Steps to Success: Crossing the Bridge Between Literacy Research and Practice was written for preservice and practicing teachers who want to better meet the needs of their students. The book was written by authors with expertise spanning major topics in literacy. A fundamental goal in the creation of this textbook was to present information on literacy research and practice in interesting ways. Included in the book are many relevant examples from the field to facilitate a problem-solving approach to becoming an effective teacher. An important aim of each chapter is to promote the idea that literacy teaching is a dynamic and complex synthesis of research, theory, and practice, as opposed to silos of difficult-to-apply information. An important end result of instructional decisions educators make, and practices they use, is that decisions should bring about benefits to students. This means that individuals preparing to be effective teachers must not only understand the complexity of literacy but also how to make informed decisions in spite of this complexity. This textbook does not contain all of the answers you will need to make these decisions about teaching literacy, but when used in combination with all of the other experiences you will have in becoming an educator, it will add to what you know and will be able to do to help students develop their literacy skills.
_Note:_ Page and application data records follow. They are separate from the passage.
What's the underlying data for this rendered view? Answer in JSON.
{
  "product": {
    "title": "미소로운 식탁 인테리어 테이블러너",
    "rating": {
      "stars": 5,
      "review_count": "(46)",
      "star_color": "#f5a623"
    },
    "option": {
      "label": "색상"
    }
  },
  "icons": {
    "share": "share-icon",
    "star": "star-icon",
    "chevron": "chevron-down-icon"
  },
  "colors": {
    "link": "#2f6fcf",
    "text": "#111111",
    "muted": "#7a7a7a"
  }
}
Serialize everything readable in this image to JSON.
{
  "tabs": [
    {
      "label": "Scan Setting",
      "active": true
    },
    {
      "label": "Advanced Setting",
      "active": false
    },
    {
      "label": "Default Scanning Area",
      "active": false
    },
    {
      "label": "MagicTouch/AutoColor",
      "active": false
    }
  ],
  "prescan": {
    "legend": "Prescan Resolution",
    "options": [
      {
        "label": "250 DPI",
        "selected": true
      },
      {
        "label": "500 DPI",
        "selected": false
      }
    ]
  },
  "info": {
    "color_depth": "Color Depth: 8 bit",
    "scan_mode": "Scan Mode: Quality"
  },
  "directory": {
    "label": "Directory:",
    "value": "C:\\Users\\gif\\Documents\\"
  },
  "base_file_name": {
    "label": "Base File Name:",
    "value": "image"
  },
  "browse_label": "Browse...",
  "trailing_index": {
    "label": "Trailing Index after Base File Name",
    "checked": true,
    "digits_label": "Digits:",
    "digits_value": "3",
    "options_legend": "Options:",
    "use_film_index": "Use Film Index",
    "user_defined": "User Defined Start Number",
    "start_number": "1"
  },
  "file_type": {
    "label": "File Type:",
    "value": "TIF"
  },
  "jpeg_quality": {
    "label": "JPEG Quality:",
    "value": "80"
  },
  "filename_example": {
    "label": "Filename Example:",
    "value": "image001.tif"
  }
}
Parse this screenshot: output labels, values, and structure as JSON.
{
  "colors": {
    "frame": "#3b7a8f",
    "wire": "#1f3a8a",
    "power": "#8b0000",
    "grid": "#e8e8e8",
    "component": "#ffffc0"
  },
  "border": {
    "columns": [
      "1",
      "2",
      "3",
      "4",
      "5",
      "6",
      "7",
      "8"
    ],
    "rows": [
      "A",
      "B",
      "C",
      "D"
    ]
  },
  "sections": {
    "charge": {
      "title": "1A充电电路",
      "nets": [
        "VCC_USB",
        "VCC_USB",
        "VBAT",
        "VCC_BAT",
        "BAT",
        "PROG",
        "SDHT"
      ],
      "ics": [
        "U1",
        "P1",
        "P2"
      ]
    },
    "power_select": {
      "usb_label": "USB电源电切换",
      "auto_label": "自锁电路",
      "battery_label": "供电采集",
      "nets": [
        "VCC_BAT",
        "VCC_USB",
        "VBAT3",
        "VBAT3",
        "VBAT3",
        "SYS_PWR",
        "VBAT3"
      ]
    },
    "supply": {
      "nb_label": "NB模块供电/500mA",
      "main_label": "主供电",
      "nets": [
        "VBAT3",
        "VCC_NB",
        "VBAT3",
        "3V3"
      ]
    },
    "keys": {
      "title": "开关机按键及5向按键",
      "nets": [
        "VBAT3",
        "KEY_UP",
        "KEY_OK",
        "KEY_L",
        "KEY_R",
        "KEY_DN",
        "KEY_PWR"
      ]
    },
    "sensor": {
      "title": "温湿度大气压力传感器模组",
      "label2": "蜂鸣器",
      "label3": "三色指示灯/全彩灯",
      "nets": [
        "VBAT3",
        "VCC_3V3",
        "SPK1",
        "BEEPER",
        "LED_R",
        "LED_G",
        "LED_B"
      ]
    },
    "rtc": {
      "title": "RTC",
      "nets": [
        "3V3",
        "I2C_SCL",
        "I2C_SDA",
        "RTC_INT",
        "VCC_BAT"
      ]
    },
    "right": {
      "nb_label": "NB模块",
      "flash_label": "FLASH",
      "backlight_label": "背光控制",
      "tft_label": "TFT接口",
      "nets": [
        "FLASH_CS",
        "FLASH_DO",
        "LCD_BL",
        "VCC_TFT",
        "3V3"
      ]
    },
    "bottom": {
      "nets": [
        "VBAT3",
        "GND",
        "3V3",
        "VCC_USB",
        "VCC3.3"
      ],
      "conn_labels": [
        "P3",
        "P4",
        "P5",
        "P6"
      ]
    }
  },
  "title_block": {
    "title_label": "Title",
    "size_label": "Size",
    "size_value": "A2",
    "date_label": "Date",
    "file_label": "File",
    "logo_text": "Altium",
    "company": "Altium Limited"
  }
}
This book spans many topics related to literacy teaching and learning. Following the introductory chapter you are now reading, Chapter 2 provides an overview of literacy research, followed by Chapter 3 and Chapter 4, which relate to the development of word reading skills and reading comprehension, based on an important theoretical framework known as the “Simple View of Reading” (Gough & Tunmer, 1986). Chapter 5 provides background on literacy assessment, followed by Chapter 6, which addresses approaches to writing instruction for elementary school children. Chapter 7 provides background on how the digital age can creatively enhance the teaching of children’s literature. Chapter 8 and Chapter 9 address literacy teaching and learning in relation to two important and often underserved student groups, including English language learners and students with intellectual disabilities. Chapter 10, Chapter 11, and Chapter 12 focus on adolescent literacy, including 21st century literacy, teaching adolescent writers, and the use of discipline specific literacy strategies in culturally responsive ways. Chapter 13 provides an overview of world language and literacy development, and Chapter 14 instructs readers how to analyze their use of language to explore both literacy and identity.
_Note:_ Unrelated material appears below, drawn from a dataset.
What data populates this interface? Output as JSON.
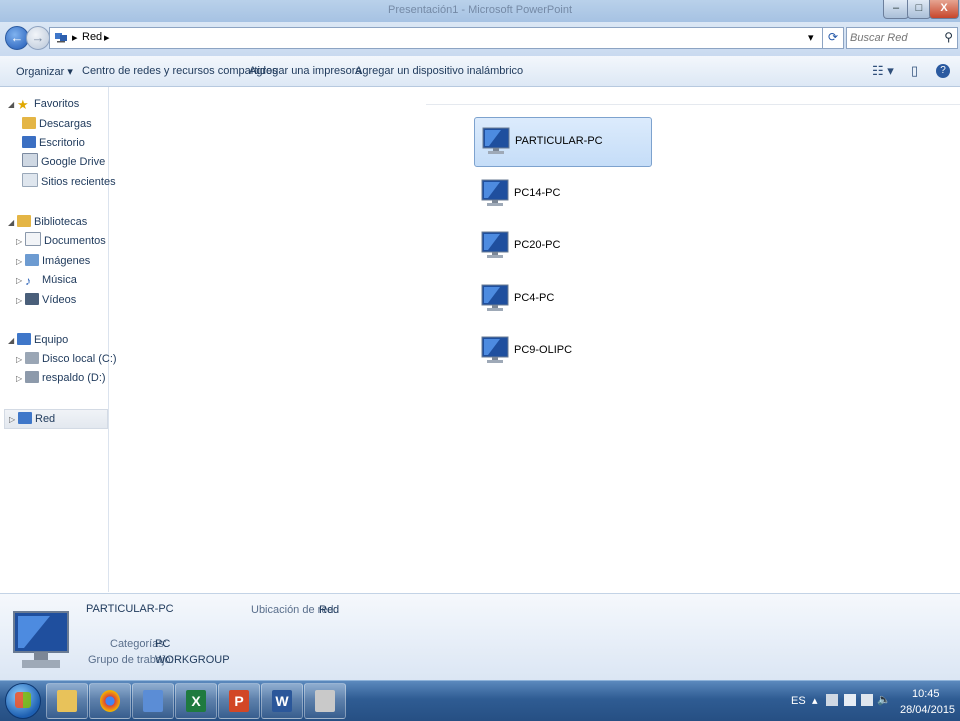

Similar to this introductory chapter, the other chapters begin with an abstract describing what the chapter is about, followed by a brief but important set of learning objectives. Next is an introduction to the main topic(s) covered, followed by the body of the chapter and a set of questions, resources, websites and/or activities readers can explore to problem-solve case studies and plan their future teaching. At the end of each chapter is a reference section with all of the sources authors used to write their chapters. Although readers of textbooks do not always take the time to look through the references of a body of work, readers are encouraged to explore these documents to further fact-check the knowledge and practices they are being asked to integrate into their teaching, as well as to deepen their knowledge of current issues within the field of literacy research and practice.